brain injury, cerebral oxygenation, head trauma, Licox(R), PbtO



  1. Albano, Corazon BSN, RN, CCRN
  2. Comandante, Laura RN, CCRN
  3. Nolan, Scot MS, RN, PHN, CNS, CCRN, CNRN, WCC

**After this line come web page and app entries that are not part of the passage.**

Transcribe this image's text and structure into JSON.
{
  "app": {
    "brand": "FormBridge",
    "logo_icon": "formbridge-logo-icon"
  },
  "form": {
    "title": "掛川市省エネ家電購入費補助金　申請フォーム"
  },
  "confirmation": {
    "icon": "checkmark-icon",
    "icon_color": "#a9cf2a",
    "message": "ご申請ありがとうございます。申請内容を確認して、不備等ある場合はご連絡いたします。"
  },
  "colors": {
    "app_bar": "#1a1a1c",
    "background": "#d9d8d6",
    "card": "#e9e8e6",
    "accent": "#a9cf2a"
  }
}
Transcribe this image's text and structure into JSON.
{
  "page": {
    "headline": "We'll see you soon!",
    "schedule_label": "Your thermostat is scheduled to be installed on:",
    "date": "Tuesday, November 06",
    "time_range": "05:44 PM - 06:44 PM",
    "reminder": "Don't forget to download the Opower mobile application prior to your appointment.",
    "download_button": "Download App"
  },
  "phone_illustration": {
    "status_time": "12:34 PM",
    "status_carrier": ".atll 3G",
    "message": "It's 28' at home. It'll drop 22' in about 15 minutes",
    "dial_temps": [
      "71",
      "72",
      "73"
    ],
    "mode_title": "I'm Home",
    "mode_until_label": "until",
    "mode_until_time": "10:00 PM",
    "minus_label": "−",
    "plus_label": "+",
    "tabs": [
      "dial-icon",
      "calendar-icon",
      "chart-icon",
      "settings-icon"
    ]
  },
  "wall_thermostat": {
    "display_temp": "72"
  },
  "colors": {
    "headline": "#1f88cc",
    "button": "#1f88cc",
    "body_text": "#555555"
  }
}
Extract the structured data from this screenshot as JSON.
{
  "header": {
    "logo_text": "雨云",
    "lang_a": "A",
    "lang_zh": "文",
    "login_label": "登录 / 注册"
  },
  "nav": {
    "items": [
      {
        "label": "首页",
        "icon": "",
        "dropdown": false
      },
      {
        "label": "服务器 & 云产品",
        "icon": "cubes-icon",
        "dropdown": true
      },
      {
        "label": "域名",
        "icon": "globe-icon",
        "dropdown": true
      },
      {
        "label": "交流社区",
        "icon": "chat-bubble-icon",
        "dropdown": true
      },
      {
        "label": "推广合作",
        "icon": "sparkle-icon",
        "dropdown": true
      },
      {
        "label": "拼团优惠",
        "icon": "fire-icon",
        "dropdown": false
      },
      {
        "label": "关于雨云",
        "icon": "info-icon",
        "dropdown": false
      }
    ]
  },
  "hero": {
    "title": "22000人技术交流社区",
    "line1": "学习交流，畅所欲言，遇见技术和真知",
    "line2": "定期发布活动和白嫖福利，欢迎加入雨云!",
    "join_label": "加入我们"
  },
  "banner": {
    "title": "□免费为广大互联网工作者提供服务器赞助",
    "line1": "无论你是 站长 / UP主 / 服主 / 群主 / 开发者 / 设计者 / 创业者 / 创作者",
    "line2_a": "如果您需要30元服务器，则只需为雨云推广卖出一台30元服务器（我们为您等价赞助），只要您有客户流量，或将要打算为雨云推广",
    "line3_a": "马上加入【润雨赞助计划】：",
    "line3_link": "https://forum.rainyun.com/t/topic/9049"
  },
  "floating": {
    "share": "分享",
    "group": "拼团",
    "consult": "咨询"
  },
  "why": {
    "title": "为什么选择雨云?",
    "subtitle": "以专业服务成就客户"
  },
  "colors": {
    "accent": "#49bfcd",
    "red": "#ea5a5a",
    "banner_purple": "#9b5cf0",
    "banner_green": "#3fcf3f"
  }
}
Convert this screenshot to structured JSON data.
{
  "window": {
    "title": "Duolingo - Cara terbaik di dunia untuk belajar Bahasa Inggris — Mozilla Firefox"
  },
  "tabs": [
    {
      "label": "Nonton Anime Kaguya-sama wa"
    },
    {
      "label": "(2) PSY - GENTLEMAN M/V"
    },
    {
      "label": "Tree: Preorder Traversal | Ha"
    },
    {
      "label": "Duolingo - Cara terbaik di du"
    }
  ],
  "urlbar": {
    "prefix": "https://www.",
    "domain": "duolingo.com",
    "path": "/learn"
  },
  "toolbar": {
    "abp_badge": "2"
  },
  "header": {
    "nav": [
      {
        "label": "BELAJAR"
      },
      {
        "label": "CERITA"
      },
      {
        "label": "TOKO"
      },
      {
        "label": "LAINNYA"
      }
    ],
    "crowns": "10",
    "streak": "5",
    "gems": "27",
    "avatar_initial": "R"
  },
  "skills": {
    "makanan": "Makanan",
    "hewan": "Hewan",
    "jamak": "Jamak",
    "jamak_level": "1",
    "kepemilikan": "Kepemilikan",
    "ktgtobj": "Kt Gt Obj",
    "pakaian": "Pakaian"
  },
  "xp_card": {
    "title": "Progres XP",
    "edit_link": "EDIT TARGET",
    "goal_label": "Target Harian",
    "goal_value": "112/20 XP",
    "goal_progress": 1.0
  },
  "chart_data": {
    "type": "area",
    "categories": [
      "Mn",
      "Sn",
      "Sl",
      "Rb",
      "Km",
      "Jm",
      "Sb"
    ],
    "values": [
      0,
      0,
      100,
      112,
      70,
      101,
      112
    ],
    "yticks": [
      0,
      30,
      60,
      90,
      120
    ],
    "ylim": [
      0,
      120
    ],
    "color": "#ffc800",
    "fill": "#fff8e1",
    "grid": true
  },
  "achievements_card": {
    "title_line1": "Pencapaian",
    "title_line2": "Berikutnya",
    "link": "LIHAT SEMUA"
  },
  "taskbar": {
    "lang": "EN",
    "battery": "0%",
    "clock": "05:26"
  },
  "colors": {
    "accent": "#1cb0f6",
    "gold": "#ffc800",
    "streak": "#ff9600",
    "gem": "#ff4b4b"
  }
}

During the past decade, brain tissue oxygen monitoring has been studied predominantly in Europe. Cerebral oxygenation monitoring was implemented in many intensive care units and correlations of intracranial pressure, cerebral perfusion pressure, end-tidal carbon dioxide monitoring, fever and partial pressure of brain tissue oxygenation (PbtO2) have been described (Crit Care Nurse. 2003;23[4, pt 1]:17-27). The monitoring of brain tissue oxygen is now being done and researched in the United States. This article will discuss the history of treatment of traumatic brain injury and how treatment interventions are changing with the latest technological advances in monitoring of cerebral oxygen levels and suggested interventions and factors that affect brain tissue oxygenation. It is clear that by understanding the causes of hypoxia and ischemia-along with the interventions to treat them-the critical care team will be better able to prevent low oxygen states in the brain and optimize treatment, thus improving patient outcome.